On Wednesday Fish announced Michael Stuhr, the bureau's chief engineer, will be the next director. Stuhr will replace David Shaff, who is retiring.

Stuhr’s new annual salary will be $180,000. He will assume his duties Aug. 31.

“I am delighted that Mike Stuhr accepted my offer to lead the Portland Water Bureau,” Fish says. “He has extensive experience with Portland’s unique water system and has an outstanding track record as the bureau’s Chief Engineer. I believe Mike is the right leader to continue the bureau’s proud tradition of delivering high-quality, reliable, and safe drinking water to nearly 1 million Oregonians, from forest to faucet.”
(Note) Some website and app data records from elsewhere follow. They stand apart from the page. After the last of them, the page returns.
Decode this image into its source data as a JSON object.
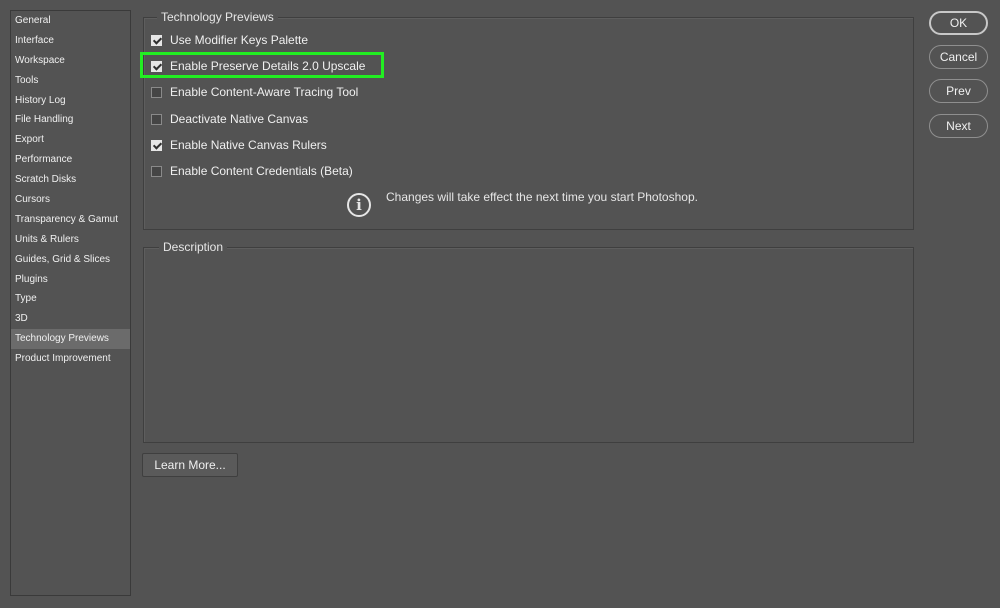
{
  "sidebar": {
    "items": [
      {
        "label": "General"
      },
      {
        "label": "Interface"
      },
      {
        "label": "Workspace"
      },
      {
        "label": "Tools"
      },
      {
        "label": "History Log"
      },
      {
        "label": "File Handling"
      },
      {
        "label": "Export"
      },
      {
        "label": "Performance"
      },
      {
        "label": "Scratch Disks"
      },
      {
        "label": "Cursors"
      },
      {
        "label": "Transparency & Gamut"
      },
      {
        "label": "Units & Rulers"
      },
      {
        "label": "Guides, Grid & Slices"
      },
      {
        "label": "Plugins"
      },
      {
        "label": "Type"
      },
      {
        "label": "3D"
      },
      {
        "label": "Technology Previews"
      },
      {
        "label": "Product Improvement"
      }
    ],
    "selected": "Technology Previews"
  },
  "tech_previews": {
    "title": "Technology Previews",
    "options": [
      {
        "label": "Use Modifier Keys Palette",
        "checked": true
      },
      {
        "label": "Enable Preserve Details 2.0 Upscale",
        "checked": true,
        "highlight_color": "#22ee22"
      },
      {
        "label": "Enable Content-Aware Tracing Tool",
        "checked": false
      },
      {
        "label": "Deactivate Native Canvas",
        "checked": false
      },
      {
        "label": "Enable Native Canvas Rulers",
        "checked": true
      },
      {
        "label": "Enable Content Credentials (Beta)",
        "checked": false
      }
    ],
    "note_icon": "info-icon",
    "note": "Changes will take effect the next time you start Photoshop."
  },
  "description": {
    "title": "Description"
  },
  "buttons": {
    "ok": "OK",
    "cancel": "Cancel",
    "prev": "Prev",
    "next": "Next",
    "learn_more": "Learn More..."
  }
}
As the bureau's chief engineer for the past 10 years, Stuhr has worked on such major capital projects as the new Interstate Operations and Maintenance Center and the Dam 2 Towers project in the Bull Run Watershed. He also served as co-chair of the Water and Waste Water Task Group for the Oregon Resilience Plan, a 50-year seismic resilience plan to guide policy and investments statewide.

“I am honored to be chosen by Commissioner Fish to serve as Director of the Portland Water Bureau,” Stuhr says. “I look forward to working with Commissioner Fish and the City Council on our shared priorities: stabilizing rates, providing strong oversight on major capital projects, improving our customers’ experience, and ensuring that we have a resilient and safe water system for generations to come.”

Stuhr’s appointment follows a national recruitment to fill the position. The other two finalists were also bureau employees. They were Edward Campbell, the resource protection and planning group director, and Chris Wanner, the bureau’s director of operations.

Stuhr holds a B.S. from the United States Military Academy at West Point, an M.B.A. from the University of California at Davis, and a Master of Science in Civil Engineering from Stanford University.

The first major project Stuhr is likely to oversee is the disconnection of the open reservoirs in Mount Tabor. The City Council is expected to approve a land use change for the bureau to proceed with the controversial project on Aug. 19.